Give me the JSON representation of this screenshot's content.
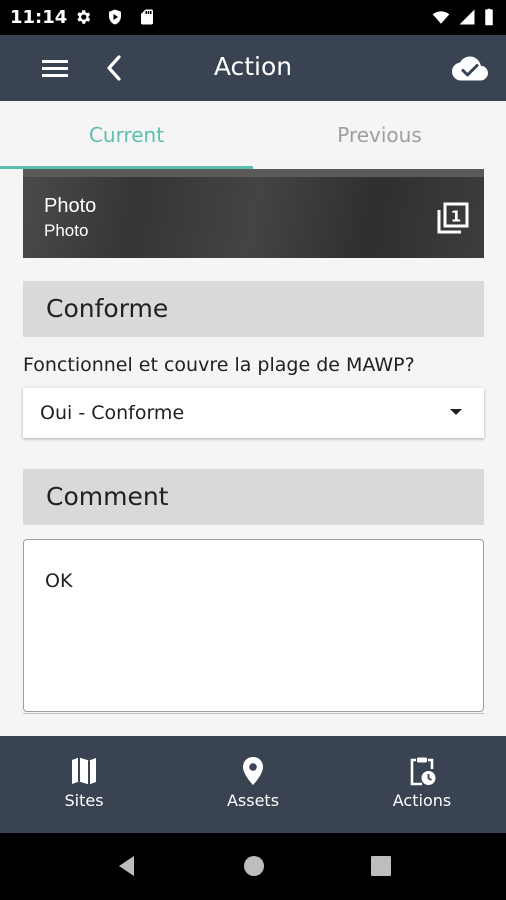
{
  "status_bar": {
    "time": "11:14"
  },
  "app_bar": {
    "title": "Action"
  },
  "tabs": [
    {
      "label": "Current",
      "active": true
    },
    {
      "label": "Previous",
      "active": false
    }
  ],
  "photo_card": {
    "title": "Photo",
    "subtitle": "Photo",
    "badge": "1"
  },
  "sections": {
    "conforme": {
      "header": "Conforme",
      "question": "Fonctionnel et couvre la plage de MAWP?",
      "selected_value": "Oui - Conforme"
    },
    "comment": {
      "header": "Comment",
      "value": "OK"
    }
  },
  "bottom_nav": [
    {
      "label": "Sites",
      "icon": "map-icon"
    },
    {
      "label": "Assets",
      "icon": "location-pin-icon"
    },
    {
      "label": "Actions",
      "icon": "clipboard-clock-icon"
    }
  ],
  "colors": {
    "app_bar": "#394352",
    "accent": "#5cbfae",
    "inactive_tab": "#9e9e9e",
    "section_header": "#d9d9d9"
  }
}
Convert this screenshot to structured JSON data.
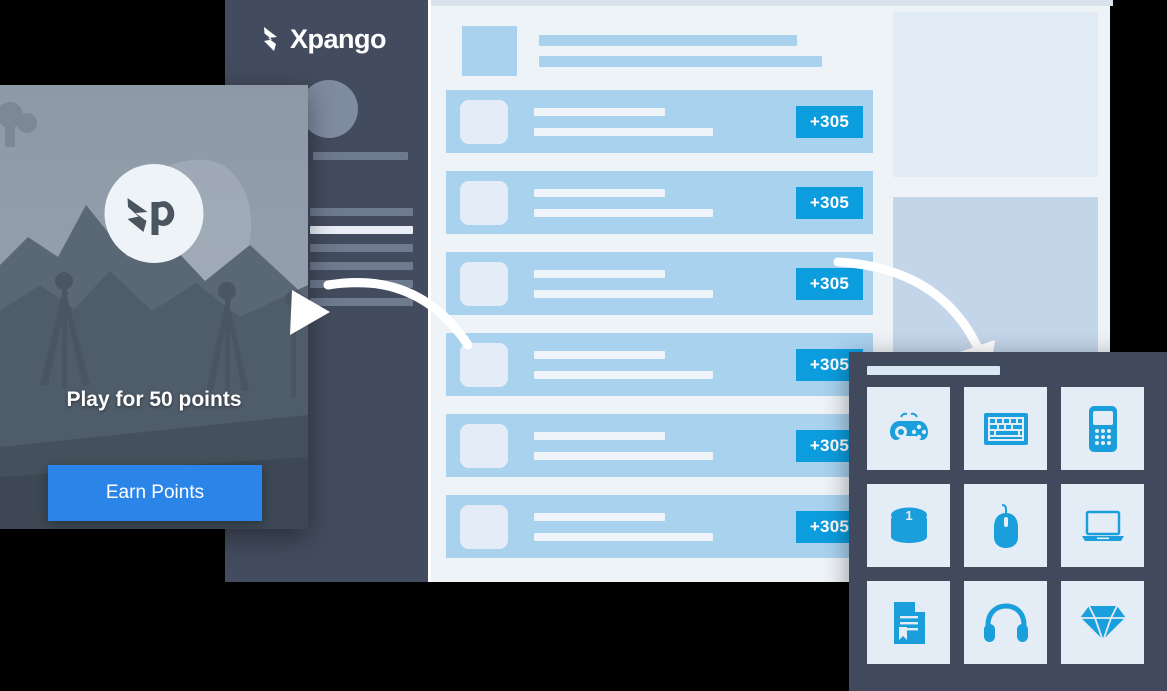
{
  "brand": {
    "name": "Xpango",
    "logo_icon": "xpango-x-logo-icon"
  },
  "sidebar": {
    "avatar_icon": "user-avatar-icon",
    "nav_items": [
      {
        "id": "nav-1",
        "active": false
      },
      {
        "id": "nav-2",
        "active": false
      },
      {
        "id": "nav-3",
        "active": true
      },
      {
        "id": "nav-4",
        "active": false
      },
      {
        "id": "nav-5",
        "active": false
      },
      {
        "id": "nav-6",
        "active": false
      },
      {
        "id": "nav-7",
        "active": false
      }
    ]
  },
  "offer_list": {
    "summary_row": {
      "thumb_icon": "summary-thumbnail-placeholder"
    },
    "rows": [
      {
        "badge": "+305"
      },
      {
        "badge": "+305"
      },
      {
        "badge": "+305"
      },
      {
        "badge": "+305"
      },
      {
        "badge": "+305"
      },
      {
        "badge": "+305"
      }
    ]
  },
  "right_rail": {
    "cards": [
      {
        "id": "rail-card-top"
      },
      {
        "id": "rail-card-bottom"
      }
    ]
  },
  "promo_card": {
    "logo_icon": "xp-badge-icon",
    "logo_text": "Xp",
    "title": "Play for 50 points",
    "button_label": "Earn Points"
  },
  "rewards_panel": {
    "title_placeholder": "",
    "tiles": [
      {
        "icon": "gamepad-icon",
        "label": "Gamepad"
      },
      {
        "icon": "keyboard-icon",
        "label": "Keyboard"
      },
      {
        "icon": "mobile-phone-icon",
        "label": "Mobile Phone"
      },
      {
        "icon": "coin-stack-icon",
        "label": "Coins",
        "coin_value": "1"
      },
      {
        "icon": "computer-mouse-icon",
        "label": "Mouse"
      },
      {
        "icon": "laptop-icon",
        "label": "Laptop"
      },
      {
        "icon": "certificate-document-icon",
        "label": "Certificate"
      },
      {
        "icon": "headphones-icon",
        "label": "Headphones"
      },
      {
        "icon": "diamond-icon",
        "label": "Diamond"
      }
    ]
  },
  "annotations": {
    "arrow_left_icon": "curved-arrow-left-icon",
    "arrow_right_icon": "curved-arrow-right-icon"
  },
  "colors": {
    "dark_panel": "#434c5e",
    "rewards_panel": "#414a5c",
    "accent_blue": "#0c9ddf",
    "button_blue": "#2b84e8",
    "row_blue": "#a9d2ef",
    "panel_bg": "#eef3f8",
    "icon_blue": "#1a9fdc"
  }
}
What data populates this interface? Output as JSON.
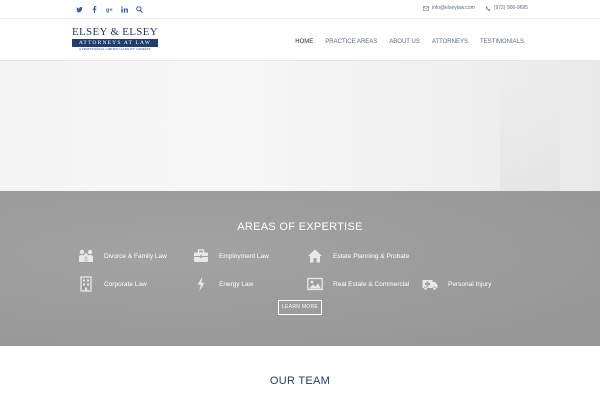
{
  "topbar": {
    "social": [
      "twitter-icon",
      "facebook-icon",
      "google-plus-icon",
      "linkedin-icon",
      "search-icon"
    ],
    "email": "info@elseylaw.com",
    "phone": "(972) 906-9695"
  },
  "logo": {
    "name": "ELSEY & ELSEY",
    "band": "ATTORNEYS AT LAW",
    "sub": "A PROFESSIONAL LIMITED LIABILITY COMPANY"
  },
  "nav": {
    "items": [
      "HOME",
      "PRACTICE AREAS",
      "ABOUT US",
      "ATTORNEYS",
      "TESTIMONIALS"
    ],
    "active": "HOME"
  },
  "expertise": {
    "title": "AREAS OF EXPERTISE",
    "items": [
      {
        "label": "Divorce & Family Law",
        "icon": "family-icon"
      },
      {
        "label": "Employment Law",
        "icon": "briefcase-icon"
      },
      {
        "label": "Estate Planning & Probate",
        "icon": "house-icon"
      },
      {
        "label": "Corporate Law",
        "icon": "building-icon"
      },
      {
        "label": "Energy Law",
        "icon": "lightning-icon"
      },
      {
        "label": "Real Estate & Commercial",
        "icon": "picture-icon"
      },
      {
        "label": "Personal Injury",
        "icon": "ambulance-icon"
      }
    ],
    "button": "LEARN MORE"
  },
  "team": {
    "title": "OUR TEAM"
  },
  "colors": {
    "brand": "#1f3d6e",
    "expertise_bg": "#9c9c9c",
    "nav_text": "#5a6b86"
  }
}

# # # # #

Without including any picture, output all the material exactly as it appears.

Give me the JSON representation of this screenshot's content.
{
  "status_bar": {
    "time": "11:14"
  },
  "app_bar": {
    "title": "Action"
  },
  "tabs": [
    {
      "label": "Current",
      "active": true
    },
    {
      "label": "Previous",
      "active": false
    }
  ],
  "photo_card": {
    "title": "Photo",
    "subtitle": "Photo",
    "badge": "1"
  },
  "sections": {
    "conforme": {
      "header": "Conforme",
      "question": "Fonctionnel et couvre la plage de MAWP?",
      "selected_value": "Oui - Conforme"
    },
    "comment": {
      "header": "Comment",
      "value": "OK"
    }
  },
  "bottom_nav": [
    {
      "label": "Sites",
      "icon": "map-icon"
    },
    {
      "label": "Assets",
      "icon": "location-pin-icon"
    },
    {
      "label": "Actions",
      "icon": "clipboard-clock-icon"
    }
  ],
  "colors": {
    "app_bar": "#394352",
    "accent": "#5cbfae",
    "inactive_tab": "#9e9e9e",
    "section_header": "#d9d9d9"
  }
}
Convert this screenshot to structured JSON data.
{
  "brand": {
    "name": "Xpango",
    "logo_icon": "xpango-x-logo-icon"
  },
  "sidebar": {
    "avatar_icon": "user-avatar-icon",
    "nav_items": [
      {
        "id": "nav-1",
        "active": false
      },
      {
        "id": "nav-2",
        "active": false
      },
      {
        "id": "nav-3",
        "active": true
      },
      {
        "id": "nav-4",
        "active": false
      },
      {
        "id": "nav-5",
        "active": false
      },
      {
        "id": "nav-6",
        "active": false
      },
      {
        "id": "nav-7",
        "active": false
      }
    ]
  },
  "offer_list": {
    "summary_row": {
      "thumb_icon": "summary-thumbnail-placeholder"
    },
    "rows": [
      {
        "badge": "+305"
      },
      {
        "badge": "+305"
      },
      {
        "badge": "+305"
      },
      {
        "badge": "+305"
      },
      {
        "badge": "+305"
      },
      {
        "badge": "+305"
      }
    ]
  },
  "right_rail": {
    "cards": [
      {
        "id": "rail-card-top"
      },
      {
        "id": "rail-card-bottom"
      }
    ]
  },
  "promo_card": {
    "logo_icon": "xp-badge-icon",
    "logo_text": "Xp",
    "title": "Play for 50 points",
    "button_label": "Earn Points"
  },
  "rewards_panel": {
    "title_placeholder": "",
    "tiles": [
      {
        "icon": "gamepad-icon",
        "label": "Gamepad"
      },
      {
        "icon": "keyboard-icon",
        "label": "Keyboard"
      },
      {
        "icon": "mobile-phone-icon",
        "label": "Mobile Phone"
      },
      {
        "icon": "coin-stack-icon",
        "label": "Coins",
        "coin_value": "1"
      },
      {
        "icon": "computer-mouse-icon",
        "label": "Mouse"
      },
      {
        "icon": "laptop-icon",
        "label": "Laptop"
      },
      {
        "icon": "certificate-document-icon",
        "label": "Certificate"
      },
      {
        "icon": "headphones-icon",
        "label": "Headphones"
      },
      {
        "icon": "diamond-icon",
        "label": "Diamond"
      }
    ]
  },
  "annotations": {
    "arrow_left_icon": "curved-arrow-left-icon",
    "arrow_right_icon": "curved-arrow-right-icon"
  },
  "colors": {
    "dark_panel": "#434c5e",
    "rewards_panel": "#414a5c",
    "accent_blue": "#0c9ddf",
    "button_blue": "#2b84e8",
    "row_blue": "#a9d2ef",
    "panel_bg": "#eef3f8",
    "icon_blue": "#1a9fdc"
  }
}
What data populates this interface? Output as JSON.
{
  "topbar": {
    "social": [
      "twitter-icon",
      "facebook-icon",
      "google-plus-icon",
      "linkedin-icon",
      "search-icon"
    ],
    "email": "info@elseylaw.com",
    "phone": "(972) 906-9695"
  },
  "logo": {
    "name": "ELSEY & ELSEY",
    "band": "ATTORNEYS AT LAW",
    "sub": "A PROFESSIONAL LIMITED LIABILITY COMPANY"
  },
  "nav": {
    "items": [
      "HOME",
      "PRACTICE AREAS",
      "ABOUT US",
      "ATTORNEYS",
      "TESTIMONIALS"
    ],
    "active": "HOME"
  },
  "expertise": {
    "title": "AREAS OF EXPERTISE",
    "items": [
      {
        "label": "Divorce & Family Law",
        "icon": "family-icon"
      },
      {
        "label": "Employment Law",
        "icon": "briefcase-icon"
      },
      {
        "label": "Estate Planning & Probate",
        "icon": "house-icon"
      },
      {
        "label": "Corporate Law",
        "icon": "building-icon"
      },
      {
        "label": "Energy Law",
        "icon": "lightning-icon"
      },
      {
        "label": "Real Estate & Commercial",
        "icon": "picture-icon"
      },
      {
        "label": "Personal Injury",
        "icon": "ambulance-icon"
      }
    ],
    "button": "LEARN MORE"
  },
  "team": {
    "title": "OUR TEAM"
  },
  "colors": {
    "brand": "#1f3d6e",
    "expertise_bg": "#9c9c9c",
    "nav_text": "#5a6b86"
  }
}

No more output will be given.